_Work item_.
Go through the material below, find each line with the word "value", and copy those lines.
###
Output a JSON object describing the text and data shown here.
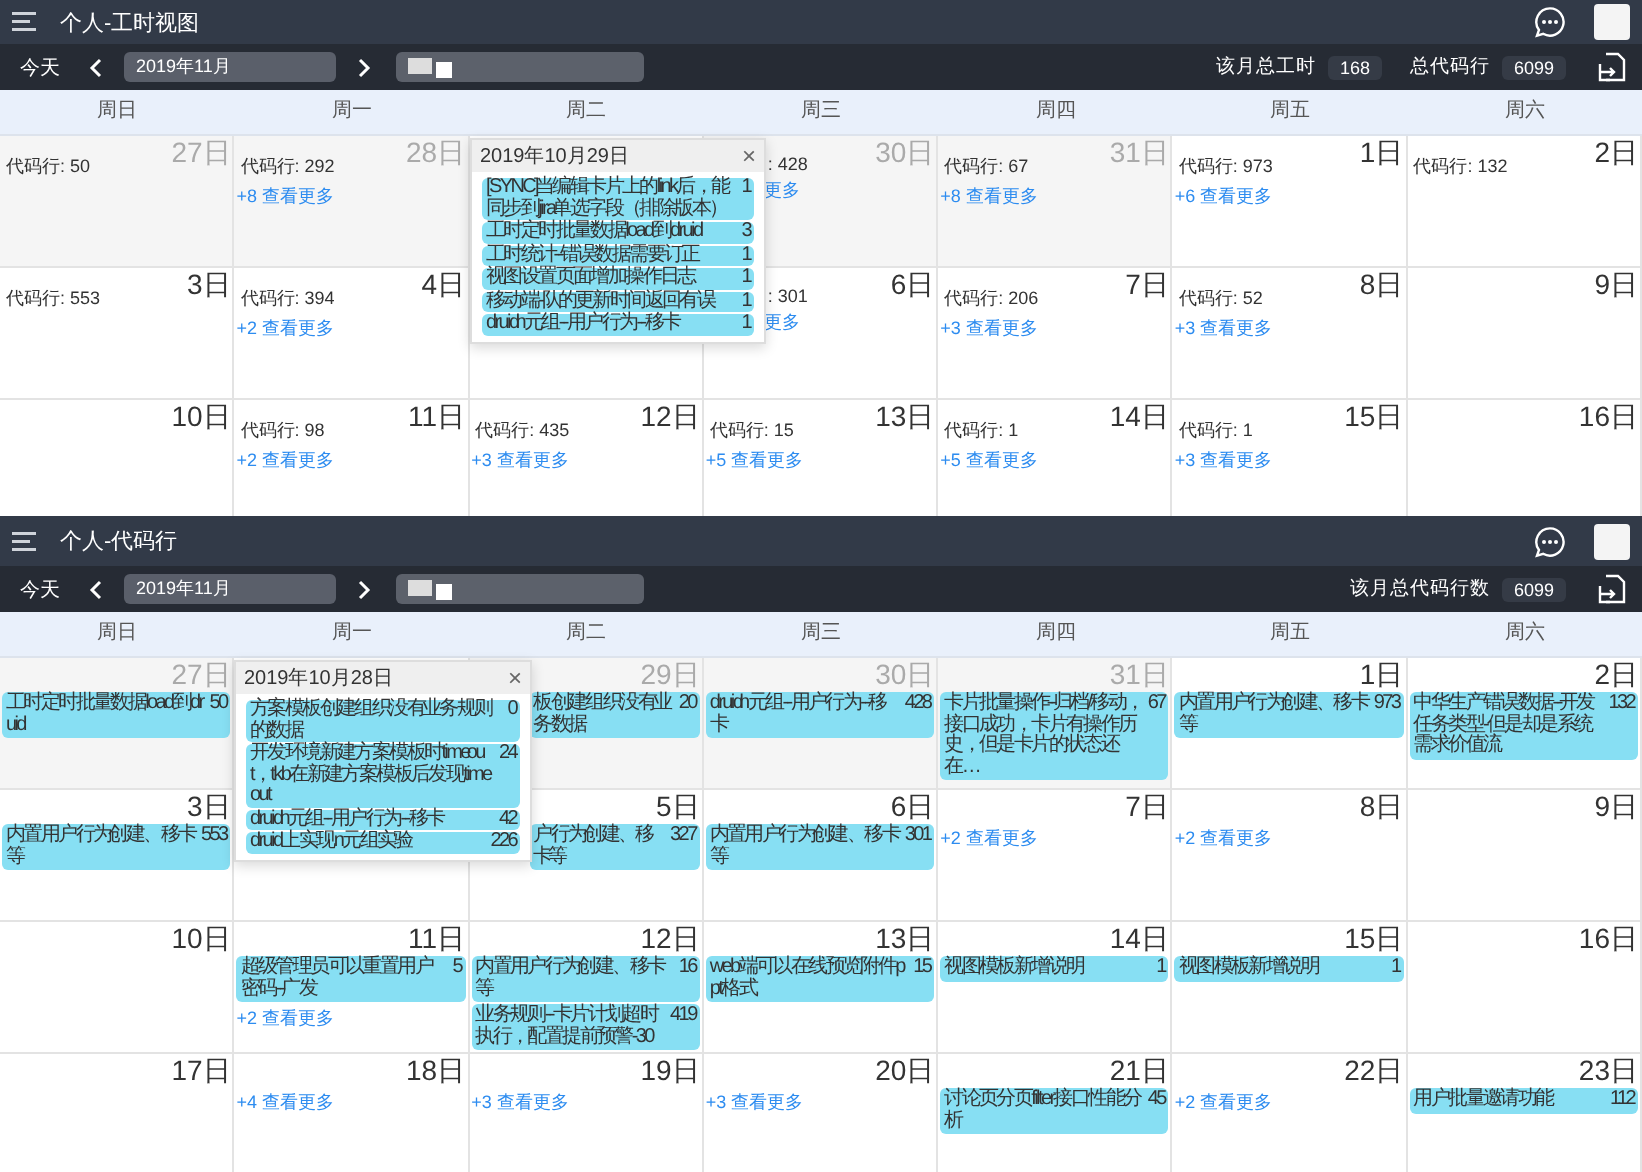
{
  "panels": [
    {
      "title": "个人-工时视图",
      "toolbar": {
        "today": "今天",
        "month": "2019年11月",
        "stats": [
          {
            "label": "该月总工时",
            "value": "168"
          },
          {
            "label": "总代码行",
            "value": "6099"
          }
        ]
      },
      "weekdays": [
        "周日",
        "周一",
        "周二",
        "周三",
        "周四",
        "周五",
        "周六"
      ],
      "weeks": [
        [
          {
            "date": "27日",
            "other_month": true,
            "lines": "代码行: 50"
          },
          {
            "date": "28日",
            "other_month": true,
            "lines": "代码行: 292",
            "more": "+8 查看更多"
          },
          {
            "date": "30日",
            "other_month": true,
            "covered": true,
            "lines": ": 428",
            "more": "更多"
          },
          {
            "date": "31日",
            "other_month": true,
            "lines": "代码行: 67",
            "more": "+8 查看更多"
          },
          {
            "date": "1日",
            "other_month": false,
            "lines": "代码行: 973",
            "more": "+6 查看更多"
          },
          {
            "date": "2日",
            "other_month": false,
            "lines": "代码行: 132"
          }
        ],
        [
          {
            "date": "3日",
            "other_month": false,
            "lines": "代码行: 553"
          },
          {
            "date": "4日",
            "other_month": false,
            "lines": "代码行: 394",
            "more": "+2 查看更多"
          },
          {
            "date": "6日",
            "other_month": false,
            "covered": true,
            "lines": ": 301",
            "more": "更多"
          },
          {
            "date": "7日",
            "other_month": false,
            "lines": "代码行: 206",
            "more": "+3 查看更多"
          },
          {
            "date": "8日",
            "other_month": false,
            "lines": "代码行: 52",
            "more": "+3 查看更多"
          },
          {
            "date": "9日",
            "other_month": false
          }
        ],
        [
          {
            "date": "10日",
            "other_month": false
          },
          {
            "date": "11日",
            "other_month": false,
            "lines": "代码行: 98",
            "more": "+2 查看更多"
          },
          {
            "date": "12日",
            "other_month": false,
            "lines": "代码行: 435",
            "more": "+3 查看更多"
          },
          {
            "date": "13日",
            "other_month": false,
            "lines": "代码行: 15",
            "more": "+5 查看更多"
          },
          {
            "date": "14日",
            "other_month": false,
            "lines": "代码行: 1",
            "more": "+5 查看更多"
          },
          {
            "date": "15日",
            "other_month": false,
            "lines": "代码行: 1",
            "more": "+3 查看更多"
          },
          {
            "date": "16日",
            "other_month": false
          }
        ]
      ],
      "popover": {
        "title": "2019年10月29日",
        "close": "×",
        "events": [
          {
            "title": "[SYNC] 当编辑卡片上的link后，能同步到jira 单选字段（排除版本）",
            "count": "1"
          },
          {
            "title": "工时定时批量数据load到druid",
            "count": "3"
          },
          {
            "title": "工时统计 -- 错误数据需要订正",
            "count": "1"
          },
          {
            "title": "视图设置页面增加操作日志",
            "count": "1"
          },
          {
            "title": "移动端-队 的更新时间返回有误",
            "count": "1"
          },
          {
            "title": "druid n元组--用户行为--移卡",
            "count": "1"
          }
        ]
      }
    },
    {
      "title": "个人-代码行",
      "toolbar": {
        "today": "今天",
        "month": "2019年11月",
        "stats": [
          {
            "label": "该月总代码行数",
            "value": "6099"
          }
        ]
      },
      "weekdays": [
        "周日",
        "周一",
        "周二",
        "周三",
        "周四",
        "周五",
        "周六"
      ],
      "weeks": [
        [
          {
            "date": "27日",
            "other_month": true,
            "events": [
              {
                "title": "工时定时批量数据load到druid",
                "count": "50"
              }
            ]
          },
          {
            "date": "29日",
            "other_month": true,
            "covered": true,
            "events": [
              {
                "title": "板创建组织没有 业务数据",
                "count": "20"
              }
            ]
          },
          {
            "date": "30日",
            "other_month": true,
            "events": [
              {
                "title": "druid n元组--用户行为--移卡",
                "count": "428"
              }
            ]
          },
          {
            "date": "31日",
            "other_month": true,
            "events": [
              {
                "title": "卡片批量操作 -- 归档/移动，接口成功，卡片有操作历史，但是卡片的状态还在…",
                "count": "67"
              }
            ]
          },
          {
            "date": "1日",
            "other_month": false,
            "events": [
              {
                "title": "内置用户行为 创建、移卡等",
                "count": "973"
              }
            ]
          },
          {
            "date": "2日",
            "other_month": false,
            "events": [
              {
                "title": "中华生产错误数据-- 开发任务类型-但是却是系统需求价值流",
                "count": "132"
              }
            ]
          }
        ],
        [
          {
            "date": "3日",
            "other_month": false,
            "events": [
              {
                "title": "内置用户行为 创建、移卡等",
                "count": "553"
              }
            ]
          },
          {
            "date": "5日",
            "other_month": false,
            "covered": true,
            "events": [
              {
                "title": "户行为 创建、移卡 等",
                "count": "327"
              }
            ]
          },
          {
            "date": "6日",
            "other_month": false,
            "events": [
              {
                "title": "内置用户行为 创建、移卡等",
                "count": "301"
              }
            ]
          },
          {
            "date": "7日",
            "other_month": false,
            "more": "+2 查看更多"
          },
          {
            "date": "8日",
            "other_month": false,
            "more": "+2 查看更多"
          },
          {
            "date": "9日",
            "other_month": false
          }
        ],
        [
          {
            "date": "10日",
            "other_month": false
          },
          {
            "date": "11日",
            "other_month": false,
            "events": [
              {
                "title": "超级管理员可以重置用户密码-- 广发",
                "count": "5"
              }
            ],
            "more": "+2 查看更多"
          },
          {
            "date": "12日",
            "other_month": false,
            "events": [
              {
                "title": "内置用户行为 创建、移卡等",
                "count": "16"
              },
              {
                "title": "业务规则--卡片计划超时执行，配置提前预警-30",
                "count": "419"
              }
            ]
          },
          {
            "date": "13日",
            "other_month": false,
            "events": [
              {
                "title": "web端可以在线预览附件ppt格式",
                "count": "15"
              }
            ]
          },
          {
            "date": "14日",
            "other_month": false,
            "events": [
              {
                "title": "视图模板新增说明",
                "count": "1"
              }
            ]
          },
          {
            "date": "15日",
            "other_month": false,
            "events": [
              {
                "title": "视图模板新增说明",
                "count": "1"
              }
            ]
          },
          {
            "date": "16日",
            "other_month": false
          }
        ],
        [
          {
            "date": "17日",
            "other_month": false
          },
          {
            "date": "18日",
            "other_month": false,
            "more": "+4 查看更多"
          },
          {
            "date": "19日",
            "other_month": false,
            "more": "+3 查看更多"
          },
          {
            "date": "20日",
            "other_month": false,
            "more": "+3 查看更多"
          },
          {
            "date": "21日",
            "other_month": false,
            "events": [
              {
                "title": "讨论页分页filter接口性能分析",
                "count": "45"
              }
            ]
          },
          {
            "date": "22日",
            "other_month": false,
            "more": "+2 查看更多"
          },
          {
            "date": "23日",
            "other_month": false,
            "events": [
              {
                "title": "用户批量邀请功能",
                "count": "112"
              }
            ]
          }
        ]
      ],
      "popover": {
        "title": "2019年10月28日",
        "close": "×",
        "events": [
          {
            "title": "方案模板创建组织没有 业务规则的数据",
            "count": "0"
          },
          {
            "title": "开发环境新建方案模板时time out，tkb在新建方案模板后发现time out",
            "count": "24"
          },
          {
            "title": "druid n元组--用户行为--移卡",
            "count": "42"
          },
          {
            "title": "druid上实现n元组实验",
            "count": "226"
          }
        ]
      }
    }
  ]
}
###
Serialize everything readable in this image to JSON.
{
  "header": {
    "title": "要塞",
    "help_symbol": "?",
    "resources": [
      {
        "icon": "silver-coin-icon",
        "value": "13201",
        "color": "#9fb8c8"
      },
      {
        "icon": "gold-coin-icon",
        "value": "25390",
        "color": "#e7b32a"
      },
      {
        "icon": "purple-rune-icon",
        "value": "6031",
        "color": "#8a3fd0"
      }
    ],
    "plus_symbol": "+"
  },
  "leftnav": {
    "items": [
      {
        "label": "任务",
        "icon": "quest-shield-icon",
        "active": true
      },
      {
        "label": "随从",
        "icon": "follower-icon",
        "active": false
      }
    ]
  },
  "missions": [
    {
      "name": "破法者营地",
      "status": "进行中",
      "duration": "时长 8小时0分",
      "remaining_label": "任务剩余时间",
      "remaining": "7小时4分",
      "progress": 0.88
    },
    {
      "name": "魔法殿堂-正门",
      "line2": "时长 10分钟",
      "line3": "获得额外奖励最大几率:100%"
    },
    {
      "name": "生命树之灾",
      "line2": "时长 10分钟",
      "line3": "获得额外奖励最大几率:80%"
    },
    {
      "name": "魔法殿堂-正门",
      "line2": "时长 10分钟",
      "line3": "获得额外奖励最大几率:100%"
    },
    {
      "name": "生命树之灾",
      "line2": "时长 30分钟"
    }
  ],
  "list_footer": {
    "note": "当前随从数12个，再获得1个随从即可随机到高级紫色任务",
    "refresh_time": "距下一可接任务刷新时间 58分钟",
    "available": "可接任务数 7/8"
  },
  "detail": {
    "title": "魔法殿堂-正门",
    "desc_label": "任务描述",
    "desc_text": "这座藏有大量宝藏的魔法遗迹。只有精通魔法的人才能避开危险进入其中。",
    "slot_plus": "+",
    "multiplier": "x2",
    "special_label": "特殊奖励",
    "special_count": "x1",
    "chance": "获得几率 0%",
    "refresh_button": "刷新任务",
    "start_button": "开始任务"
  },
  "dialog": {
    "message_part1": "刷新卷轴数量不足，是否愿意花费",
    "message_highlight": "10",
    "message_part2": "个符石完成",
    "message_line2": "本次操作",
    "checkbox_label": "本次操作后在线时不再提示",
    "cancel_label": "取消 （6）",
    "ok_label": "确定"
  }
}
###
_Response_.
            "value": "168"
            "value": "6099"
            "value": "6099"
        "value": "13201",
        "value": "25390",
        "value": "6031",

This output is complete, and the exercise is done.